A Voltage Controlled Oscillator with Inductive Divider Design and Analysis at Frequencies Above 100 GHz
Millimeter wave oscillators are of particular interest towards future communications and sensing as frequency multiplication of local oscillator signal is resulting in degraded performance. At high frequencies, the quality (Q) factor of the LC tank is degraded. Thus, a higher transconductance (GM) size is required to compensate the losses, thereby consuming high power. Numerous techniques have been adopted to reduce the power consumption of a cross-coupled LC voltage controlled oscillator (VCO) and to improve the negative resistance (Rneg) associated to it. One of them utilizes inductors in the cross-coupled pair.

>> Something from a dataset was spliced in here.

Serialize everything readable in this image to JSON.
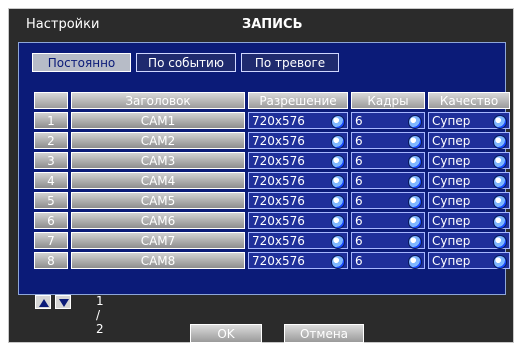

In this paper, we examine the tradeoffs of this inductor to improve negative resistance above 100 GHz. For the analysis, the transistor model is being verified with the simplified small-signal equivalent model. Moreover, we have studied the inductor influence on the transition frequencies of the cross-coupled pair. The restrictions of this technique at high frequencies is investigated. To study the benefits of this technique, an oscillator core is designed and simulated using the 22nm FDSOI CMOS process. It exhibits a tuning range of 5.4% from 125.5 GHz to 132.5 GHz, and phase noise from -101.23 dBc/Hz to -102.0381 dBc/Hz at 10 MHz offset over the entire tuning range. The VCO consumes power of 17 mW. In simulations, an improvement in power consumption by 4.3 mW and phase noise by 1.5 dBc/Hz were achieved when compared to conventional LC Tank VCO.